- _ASSIGNED TASK_
Retype the listing without any alteration.
--- --- ---
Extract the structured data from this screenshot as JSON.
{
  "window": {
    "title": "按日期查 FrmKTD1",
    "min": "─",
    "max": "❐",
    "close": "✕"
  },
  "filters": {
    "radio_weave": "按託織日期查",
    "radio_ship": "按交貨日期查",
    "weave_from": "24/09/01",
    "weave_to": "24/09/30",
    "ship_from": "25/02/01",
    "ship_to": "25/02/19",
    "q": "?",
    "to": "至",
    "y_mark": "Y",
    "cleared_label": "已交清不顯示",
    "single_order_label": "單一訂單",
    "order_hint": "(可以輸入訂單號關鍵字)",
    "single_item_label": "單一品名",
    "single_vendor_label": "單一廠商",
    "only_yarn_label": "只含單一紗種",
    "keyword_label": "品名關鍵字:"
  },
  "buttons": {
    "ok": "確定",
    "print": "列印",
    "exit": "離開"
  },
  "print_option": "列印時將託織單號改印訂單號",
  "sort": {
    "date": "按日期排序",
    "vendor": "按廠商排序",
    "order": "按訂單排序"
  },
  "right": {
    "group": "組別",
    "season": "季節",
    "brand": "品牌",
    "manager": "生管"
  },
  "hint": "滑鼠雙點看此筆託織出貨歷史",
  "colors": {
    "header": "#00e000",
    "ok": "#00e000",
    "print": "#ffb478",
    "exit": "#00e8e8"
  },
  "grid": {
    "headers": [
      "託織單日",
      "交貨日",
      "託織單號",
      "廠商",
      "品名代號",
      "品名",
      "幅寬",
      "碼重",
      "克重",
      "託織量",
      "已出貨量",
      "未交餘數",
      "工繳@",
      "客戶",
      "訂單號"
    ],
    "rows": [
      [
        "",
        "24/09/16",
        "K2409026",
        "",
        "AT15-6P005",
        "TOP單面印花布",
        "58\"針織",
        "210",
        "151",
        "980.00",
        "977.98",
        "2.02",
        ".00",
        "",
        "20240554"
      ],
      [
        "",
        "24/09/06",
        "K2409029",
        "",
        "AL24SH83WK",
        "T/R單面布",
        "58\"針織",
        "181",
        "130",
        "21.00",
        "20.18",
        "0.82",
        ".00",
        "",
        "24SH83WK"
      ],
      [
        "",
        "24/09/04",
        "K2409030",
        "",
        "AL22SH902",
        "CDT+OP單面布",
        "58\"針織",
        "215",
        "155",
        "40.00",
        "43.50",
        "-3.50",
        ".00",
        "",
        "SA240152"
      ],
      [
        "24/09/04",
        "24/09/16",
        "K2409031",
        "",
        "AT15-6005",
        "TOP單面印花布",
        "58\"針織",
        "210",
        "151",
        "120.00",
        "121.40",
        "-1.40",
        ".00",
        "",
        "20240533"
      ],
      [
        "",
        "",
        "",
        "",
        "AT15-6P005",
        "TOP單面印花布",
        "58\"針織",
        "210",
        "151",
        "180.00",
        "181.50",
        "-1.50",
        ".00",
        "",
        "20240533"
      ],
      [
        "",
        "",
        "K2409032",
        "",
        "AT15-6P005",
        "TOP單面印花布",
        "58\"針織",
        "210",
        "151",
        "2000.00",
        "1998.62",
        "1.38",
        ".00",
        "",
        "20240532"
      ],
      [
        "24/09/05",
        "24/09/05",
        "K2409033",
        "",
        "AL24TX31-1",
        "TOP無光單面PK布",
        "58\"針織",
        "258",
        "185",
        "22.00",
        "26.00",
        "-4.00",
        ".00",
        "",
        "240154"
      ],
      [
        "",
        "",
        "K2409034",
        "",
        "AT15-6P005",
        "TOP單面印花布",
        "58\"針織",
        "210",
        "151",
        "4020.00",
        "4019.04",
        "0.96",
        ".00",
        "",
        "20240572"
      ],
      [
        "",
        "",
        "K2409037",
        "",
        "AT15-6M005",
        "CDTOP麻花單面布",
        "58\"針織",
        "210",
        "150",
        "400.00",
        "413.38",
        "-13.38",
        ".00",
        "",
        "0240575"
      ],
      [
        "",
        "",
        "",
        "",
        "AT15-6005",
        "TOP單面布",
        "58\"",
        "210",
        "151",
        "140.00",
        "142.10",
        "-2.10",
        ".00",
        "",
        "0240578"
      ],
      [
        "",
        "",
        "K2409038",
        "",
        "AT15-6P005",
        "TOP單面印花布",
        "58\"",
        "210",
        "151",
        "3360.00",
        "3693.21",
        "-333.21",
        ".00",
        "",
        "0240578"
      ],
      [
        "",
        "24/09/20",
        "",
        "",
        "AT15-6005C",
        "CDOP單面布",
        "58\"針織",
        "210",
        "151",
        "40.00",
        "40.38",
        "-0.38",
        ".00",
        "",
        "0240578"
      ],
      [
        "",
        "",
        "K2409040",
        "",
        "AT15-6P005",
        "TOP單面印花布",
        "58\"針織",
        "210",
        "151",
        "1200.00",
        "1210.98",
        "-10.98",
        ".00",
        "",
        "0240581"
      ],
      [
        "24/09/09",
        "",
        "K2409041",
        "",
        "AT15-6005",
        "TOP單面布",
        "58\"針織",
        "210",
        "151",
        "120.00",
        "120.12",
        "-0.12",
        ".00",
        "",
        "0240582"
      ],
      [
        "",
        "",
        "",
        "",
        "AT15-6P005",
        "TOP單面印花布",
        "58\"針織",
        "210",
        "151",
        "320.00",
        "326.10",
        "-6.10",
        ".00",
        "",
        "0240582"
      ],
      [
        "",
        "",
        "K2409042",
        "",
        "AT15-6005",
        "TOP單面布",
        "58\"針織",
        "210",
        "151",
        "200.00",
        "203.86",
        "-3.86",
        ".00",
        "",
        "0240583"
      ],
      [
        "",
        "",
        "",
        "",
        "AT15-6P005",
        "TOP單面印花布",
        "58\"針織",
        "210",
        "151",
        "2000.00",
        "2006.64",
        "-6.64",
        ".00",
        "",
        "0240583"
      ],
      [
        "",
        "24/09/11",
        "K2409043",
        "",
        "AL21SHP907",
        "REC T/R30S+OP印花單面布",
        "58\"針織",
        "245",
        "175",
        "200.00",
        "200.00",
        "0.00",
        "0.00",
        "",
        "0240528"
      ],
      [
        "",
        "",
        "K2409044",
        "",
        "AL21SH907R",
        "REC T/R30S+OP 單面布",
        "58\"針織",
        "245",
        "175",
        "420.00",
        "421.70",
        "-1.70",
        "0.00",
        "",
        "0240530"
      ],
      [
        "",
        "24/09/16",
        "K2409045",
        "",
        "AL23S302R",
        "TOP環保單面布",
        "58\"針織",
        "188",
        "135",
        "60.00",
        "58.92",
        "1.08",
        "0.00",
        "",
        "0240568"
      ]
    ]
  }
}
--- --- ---
- _SOLUTION_
Extract the structured data from this screenshot as JSON.
{
  "window": {
    "title": "按日期查 FrmKTD1",
    "min": "─",
    "max": "❐",
    "close": "✕"
  },
  "filters": {
    "radio_weave": "按託織日期查",
    "radio_ship": "按交貨日期查",
    "weave_from": "24/09/01",
    "weave_to": "24/09/30",
    "ship_from": "25/02/01",
    "ship_to": "25/02/19",
    "q": "?",
    "to": "至",
    "y_mark": "Y",
    "cleared_label": "已交清不顯示",
    "single_order_label": "單一訂單",
    "order_hint": "(可以輸入訂單號關鍵字)",
    "single_item_label": "單一品名",
    "single_vendor_label": "單一廠商",
    "only_yarn_label": "只含單一紗種",
    "keyword_label": "品名關鍵字:"
  },
  "buttons": {
    "ok": "確定",
    "print": "列印",
    "exit": "離開"
  },
  "print_option": "列印時將託織單號改印訂單號",
  "sort": {
    "date": "按日期排序",
    "vendor": "按廠商排序",
    "order": "按訂單排序"
  },
  "right": {
    "group": "組別",
    "season": "季節",
    "brand": "品牌",
    "manager": "生管"
  },
  "hint": "滑鼠雙點看此筆託織出貨歷史",
  "colors": {
    "header": "#00e000",
    "ok": "#00e000",
    "print": "#ffb478",
    "exit": "#00e8e8"
  },
  "grid": {
    "headers": [
      "託織單日",
      "交貨日",
      "託織單號",
      "廠商",
      "品名代號",
      "品名",
      "幅寬",
      "碼重",
      "克重",
      "託織量",
      "已出貨量",
      "未交餘數",
      "工繳@",
      "客戶",
      "訂單號"
    ],
    "rows": [
      [
        "",
        "24/09/16",
        "K2409026",
        "",
        "AT15-6P005",
        "TOP單面印花布",
        "58\"針織",
        "210",
        "151",
        "980.00",
        "977.98",
        "2.02",
        ".00",
        "",
        "20240554"
      ],
      [
        "",
        "24/09/06",
        "K2409029",
        "",
        "AL24SH83WK",
        "T/R單面布",
        "58\"針織",
        "181",
        "130",
        "21.00",
        "20.18",
        "0.82",
        ".00",
        "",
        "24SH83WK"
      ],
      [
        "",
        "24/09/04",
        "K2409030",
        "",
        "AL22SH902",
        "CDT+OP單面布",
        "58\"針織",
        "215",
        "155",
        "40.00",
        "43.50",
        "-3.50",
        ".00",
        "",
        "SA240152"
      ],
      [
        "24/09/04",
        "24/09/16",
        "K2409031",
        "",
        "AT15-6005",
        "TOP單面印花布",
        "58\"針織",
        "210",
        "151",
        "120.00",
        "121.40",
        "-1.40",
        ".00",
        "",
        "20240533"
      ],
      [
        "",
        "",
        "",
        "",
        "AT15-6P005",
        "TOP單面印花布",
        "58\"針織",
        "210",
        "151",
        "180.00",
        "181.50",
        "-1.50",
        ".00",
        "",
        "20240533"
      ],
      [
        "",
        "",
        "K2409032",
        "",
        "AT15-6P005",
        "TOP單面印花布",
        "58\"針織",
        "210",
        "151",
        "2000.00",
        "1998.62",
        "1.38",
        ".00",
        "",
        "20240532"
      ],
      [
        "24/09/05",
        "24/09/05",
        "K2409033",
        "",
        "AL24TX31-1",
        "TOP無光單面PK布",
        "58\"針織",
        "258",
        "185",
        "22.00",
        "26.00",
        "-4.00",
        ".00",
        "",
        "240154"
      ],
      [
        "",
        "",
        "K2409034",
        "",
        "AT15-6P005",
        "TOP單面印花布",
        "58\"針織",
        "210",
        "151",
        "4020.00",
        "4019.04",
        "0.96",
        ".00",
        "",
        "20240572"
      ],
      [
        "",
        "",
        "K2409037",
        "",
        "AT15-6M005",
        "CDTOP麻花單面布",
        "58\"針織",
        "210",
        "150",
        "400.00",
        "413.38",
        "-13.38",
        ".00",
        "",
        "0240575"
      ],
      [
        "",
        "",
        "",
        "",
        "AT15-6005",
        "TOP單面布",
        "58\"",
        "210",
        "151",
        "140.00",
        "142.10",
        "-2.10",
        ".00",
        "",
        "0240578"
      ],
      [
        "",
        "",
        "K2409038",
        "",
        "AT15-6P005",
        "TOP單面印花布",
        "58\"",
        "210",
        "151",
        "3360.00",
        "3693.21",
        "-333.21",
        ".00",
        "",
        "0240578"
      ],
      [
        "",
        "24/09/20",
        "",
        "",
        "AT15-6005C",
        "CDOP單面布",
        "58\"針織",
        "210",
        "151",
        "40.00",
        "40.38",
        "-0.38",
        ".00",
        "",
        "0240578"
      ],
      [
        "",
        "",
        "K2409040",
        "",
        "AT15-6P005",
        "TOP單面印花布",
        "58\"針織",
        "210",
        "151",
        "1200.00",
        "1210.98",
        "-10.98",
        ".00",
        "",
        "0240581"
      ],
      [
        "24/09/09",
        "",
        "K2409041",
        "",
        "AT15-6005",
        "TOP單面布",
        "58\"針織",
        "210",
        "151",
        "120.00",
        "120.12",
        "-0.12",
        ".00",
        "",
        "0240582"
      ],
      [
        "",
        "",
        "",
        "",
        "AT15-6P005",
        "TOP單面印花布",
        "58\"針織",
        "210",
        "151",
        "320.00",
        "326.10",
        "-6.10",
        ".00",
        "",
        "0240582"
      ],
      [
        "",
        "",
        "K2409042",
        "",
        "AT15-6005",
        "TOP單面布",
        "58\"針織",
        "210",
        "151",
        "200.00",
        "203.86",
        "-3.86",
        ".00",
        "",
        "0240583"
      ],
      [
        "",
        "",
        "",
        "",
        "AT15-6P005",
        "TOP單面印花布",
        "58\"針織",
        "210",
        "151",
        "2000.00",
        "2006.64",
        "-6.64",
        ".00",
        "",
        "0240583"
      ],
      [
        "",
        "24/09/11",
        "K2409043",
        "",
        "AL21SHP907",
        "REC T/R30S+OP印花單面布",
        "58\"針織",
        "245",
        "175",
        "200.00",
        "200.00",
        "0.00",
        "0.00",
        "",
        "0240528"
      ],
      [
        "",
        "",
        "K2409044",
        "",
        "AL21SH907R",
        "REC T/R30S+OP 單面布",
        "58\"針織",
        "245",
        "175",
        "420.00",
        "421.70",
        "-1.70",
        "0.00",
        "",
        "0240530"
      ],
      [
        "",
        "24/09/16",
        "K2409045",
        "",
        "AL23S302R",
        "TOP環保單面布",
        "58\"針織",
        "188",
        "135",
        "60.00",
        "58.92",
        "1.08",
        "0.00",
        "",
        "0240568"
      ]
    ]
  }
}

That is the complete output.